    1. Reducing availability of parking inherently reduces value. Why? Because people like me, who rely on a car, must have parking. Less demand = lower prices. It’s simple economics. I never said no one would build “such a thing” let alone suggest they should be illegal. This is why I offered the option of plug-in stations in each space.

    2. I did not claim that since “I need a car, everyone does”. YOU are the one extrapolating my personal experience. Not everyone has the luxury of living without a car; I’m one of them, and there are certainly 2 or 3 other people like me. You and your wife may be able to live with only one car and no parking now, but what will happen if 10 or 50 thousand other people move into the CBD with no increase in parking?

    3. Your last suggestion is just preposterous. People will pay for parking, but THERE HAS TO BE PARKING AVAILABLE. Again I say, if 50,000 people move in, with increased spaces for 10,000 cars, there will clearly be less parking available. Your 2 to 1 ratio of people to cars is not the norm; until it is, CBD requires parking.

    Where the hell is Pasadena shops? I assume Pasadena – and why you would use an example from a wealthy, suburban town to counter the needs of urban Oakland, I’ll never understand.

    BRIAN: “In my neighborhood I never park in the meter spots, I’m too cheap. So shoppers and visitors always have somewhere to park.” Thank you for “universalizing one person’s experience.” Your one extra space has made all the difference.

  39. Ralph

    @livegreen, you realize storage in condos would not be self storage. Only the condo owners would have access to the storage in condos.

  40. david vartanoff

    many older (20′s, 30′s) apartment buildings had tenant storage areas in the basements. The builders at the time clearly found this a marketable amenity. If the building can have basement parking, locating storage down there seems just fine. This has
    nothing to do with the ugly land wasting mini garage spreads.
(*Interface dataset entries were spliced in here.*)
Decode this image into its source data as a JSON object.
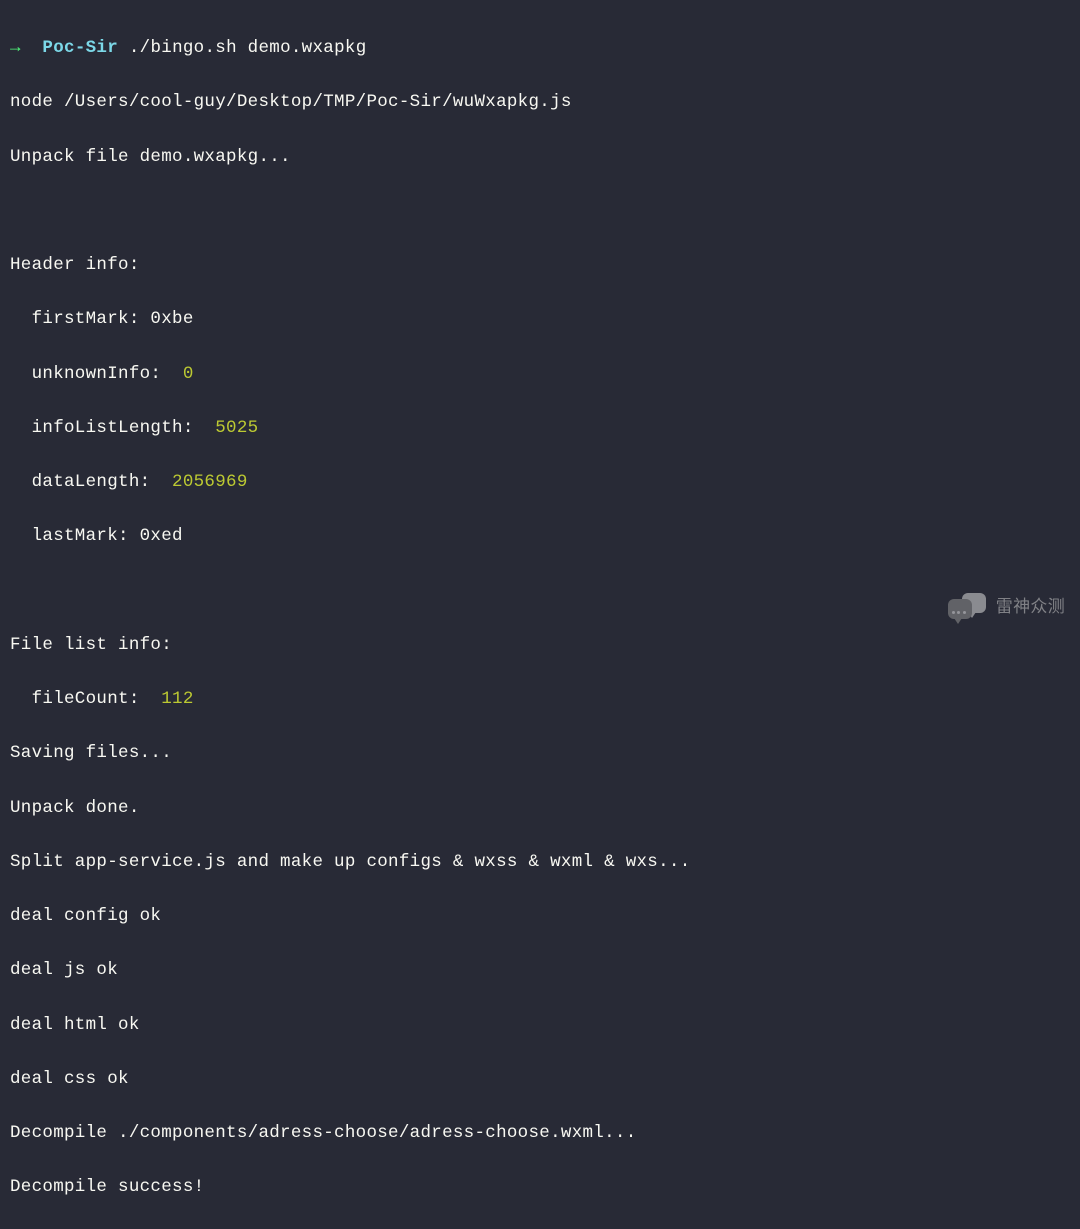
{
  "prompt": {
    "arrow": "→",
    "label": "Poc-Sir",
    "command": "./bingo.sh demo.wxapkg"
  },
  "lines": {
    "node_path": "node /Users/cool-guy/Desktop/TMP/Poc-Sir/wuWxapkg.js",
    "unpack_file": "Unpack file demo.wxapkg...",
    "header_info": "Header info:",
    "first_mark_label": "  firstMark: 0xbe",
    "unknown_info_label": "  unknownInfo:  ",
    "unknown_info_value": "0",
    "info_list_label": "  infoListLength:  ",
    "info_list_value": "5025",
    "data_length_label": "  dataLength:  ",
    "data_length_value": "2056969",
    "last_mark": "  lastMark: 0xed",
    "file_list_info": "File list info:",
    "file_count_label": "  fileCount:  ",
    "file_count_value": "112",
    "saving_files": "Saving files...",
    "unpack_done": "Unpack done.",
    "split_line": "Split app-service.js and make up configs & wxss & wxml & wxs...",
    "deal_config": "deal config ok",
    "deal_js": "deal js ok",
    "deal_html": "deal html ok",
    "deal_css": "deal css ok",
    "decompile": "Decompile ./components/adress-choose/adress-choose.wxml...",
    "decompile_success": "Decompile success!"
  },
  "watermark": {
    "text": "雷神众测"
  }
}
  41. Robert

    I don’t think there is anything that would prevent residential or commercial buildings from providing storage for their tenants. And this seems to be what Joe DeCredico was proposing in his comment. It is only when it becomes “self storeg” that you run into problems. But I am not really ot convinced that we need that sort of low revenue (for the city) and low traffic generation type of activity in the CBD. Back when I lived in an apartment I did have a storage locker, but I went to it once a month at the most. Anything I needed more often I found a way to store in the apartment. Whether or not a unit has sufficient storage associated with it is a factor in deciding where to rent, and if you really need more storage within walking distance, I would think that you would prioritise finding an apartment with adequate storage associated.

    On the related subject, I was happy to see that the PC went along with allowing associated business on the second story in the residential area. Many stores need additional storage, and every restaurant I am familiar with has a large amout of storage area, up to the equivalent floor area of the restaurant itself. Rather than using prime ground floor commercial space, the logical location for the extra storage is in the basement or on the second floor.